Photo of Brianna Gurciullo

STAMFORD — About 65 trees near Cloonan Middle School are being cut down amid construction of a multi-use trail between Mill River and Scalzi parks.

The project to build a lighted path for pedestrians and bicyclists along the Rippowam River is part of a long-envisioned plan by the city and the Mill River Park Collaborative to create a greenway all the way down to Long Island Sound.

The trees, many of which line Cloonan’s parking lot and an existing path toward J.M. Wright Technical High School, are either in the way of the greenway project, dead or a kind of invasive species such as black locust, said city planner Erin McKenna. Removal of the trees, which were painted with orange and red “X” marks, was expected to begin last week.

“While it will be upsetting for some to see trees disappear, the project includes a robust landscaping plan to enhance the area,” McKenna said in a notice last month to residents who live in the neighborhood. “And for years to come, there will be a new, lighted trail for residents and the students and staffs of Hart (Magnet Elementary School) and Cloonan to enjoy.”
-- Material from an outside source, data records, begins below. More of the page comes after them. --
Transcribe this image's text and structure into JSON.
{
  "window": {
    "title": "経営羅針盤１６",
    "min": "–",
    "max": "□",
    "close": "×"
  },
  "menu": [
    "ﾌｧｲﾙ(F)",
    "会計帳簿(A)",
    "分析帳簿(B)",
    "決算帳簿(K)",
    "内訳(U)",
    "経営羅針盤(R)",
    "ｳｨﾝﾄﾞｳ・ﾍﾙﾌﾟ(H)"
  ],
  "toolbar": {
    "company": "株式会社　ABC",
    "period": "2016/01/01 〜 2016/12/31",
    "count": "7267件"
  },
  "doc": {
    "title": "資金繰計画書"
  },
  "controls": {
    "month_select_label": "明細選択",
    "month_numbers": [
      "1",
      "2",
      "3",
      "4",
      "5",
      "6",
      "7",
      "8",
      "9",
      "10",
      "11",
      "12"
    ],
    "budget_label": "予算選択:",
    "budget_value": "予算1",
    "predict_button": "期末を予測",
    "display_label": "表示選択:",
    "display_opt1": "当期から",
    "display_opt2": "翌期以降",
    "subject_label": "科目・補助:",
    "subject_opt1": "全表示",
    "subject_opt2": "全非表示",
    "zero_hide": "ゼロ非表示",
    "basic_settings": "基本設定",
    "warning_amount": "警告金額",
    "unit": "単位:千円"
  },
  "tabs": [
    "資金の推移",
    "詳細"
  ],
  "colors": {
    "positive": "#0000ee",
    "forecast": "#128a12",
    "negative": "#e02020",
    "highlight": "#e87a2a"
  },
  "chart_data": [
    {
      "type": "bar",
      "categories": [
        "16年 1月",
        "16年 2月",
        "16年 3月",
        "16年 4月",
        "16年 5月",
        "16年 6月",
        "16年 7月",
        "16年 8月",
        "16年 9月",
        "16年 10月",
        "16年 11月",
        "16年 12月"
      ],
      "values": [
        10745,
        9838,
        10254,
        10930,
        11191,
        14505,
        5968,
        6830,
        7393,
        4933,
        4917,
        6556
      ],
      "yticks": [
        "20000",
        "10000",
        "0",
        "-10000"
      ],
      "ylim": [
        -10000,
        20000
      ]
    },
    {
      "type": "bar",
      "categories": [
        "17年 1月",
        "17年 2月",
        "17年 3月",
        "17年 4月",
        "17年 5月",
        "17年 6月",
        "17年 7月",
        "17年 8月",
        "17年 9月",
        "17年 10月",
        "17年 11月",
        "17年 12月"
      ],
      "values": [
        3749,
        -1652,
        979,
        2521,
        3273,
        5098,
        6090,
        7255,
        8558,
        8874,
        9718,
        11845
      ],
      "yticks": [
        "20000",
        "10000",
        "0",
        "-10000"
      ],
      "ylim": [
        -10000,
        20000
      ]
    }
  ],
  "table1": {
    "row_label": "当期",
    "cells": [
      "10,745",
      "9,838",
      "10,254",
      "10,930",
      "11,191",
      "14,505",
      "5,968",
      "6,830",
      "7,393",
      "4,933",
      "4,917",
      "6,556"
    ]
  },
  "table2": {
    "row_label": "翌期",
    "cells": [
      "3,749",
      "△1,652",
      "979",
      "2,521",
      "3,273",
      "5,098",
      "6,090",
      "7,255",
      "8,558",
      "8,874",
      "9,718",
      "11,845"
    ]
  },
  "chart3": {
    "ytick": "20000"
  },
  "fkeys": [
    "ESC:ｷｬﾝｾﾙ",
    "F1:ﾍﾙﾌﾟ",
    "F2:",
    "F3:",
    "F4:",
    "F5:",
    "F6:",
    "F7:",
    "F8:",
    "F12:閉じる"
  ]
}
The city had let the public know about the planned work some time ago, according to McKenna’s notice, but the project faced delays, so some residents might have forgotten about it or might have moved to the neighborhood more recently, she said.

Designing and permitting the new path from Hanrahan and Green streets to Scalzi park has taken years, McKenna noted. She said the city held a public information meeting in 2018, and a notice about the plans to remove the trees was posted in 2020 when work had been expected to start, as required by the city’s ordinances.

But the project was delayed in large part by the COVID-19 pandemic, McKenna said. It is now expected to be “substantially complete” by the end of this year.

Some teachers have voiced concern about the tree removals and how the project will affect parking at the school. Bonnie Kim Campbell, a paraeducator at Cloonan and a member of the Board of Representatives, said Principal David Tate has warned that some staff may need to park on the street.

“That’s going to be stressful, and you might end up getting in late, and you’re fighting with other people and residents who are parked on the street,” Campbell said. “So it’s disconcerting and it’s messy.”

The city did not immediately respond to a request for comment on the parking concern.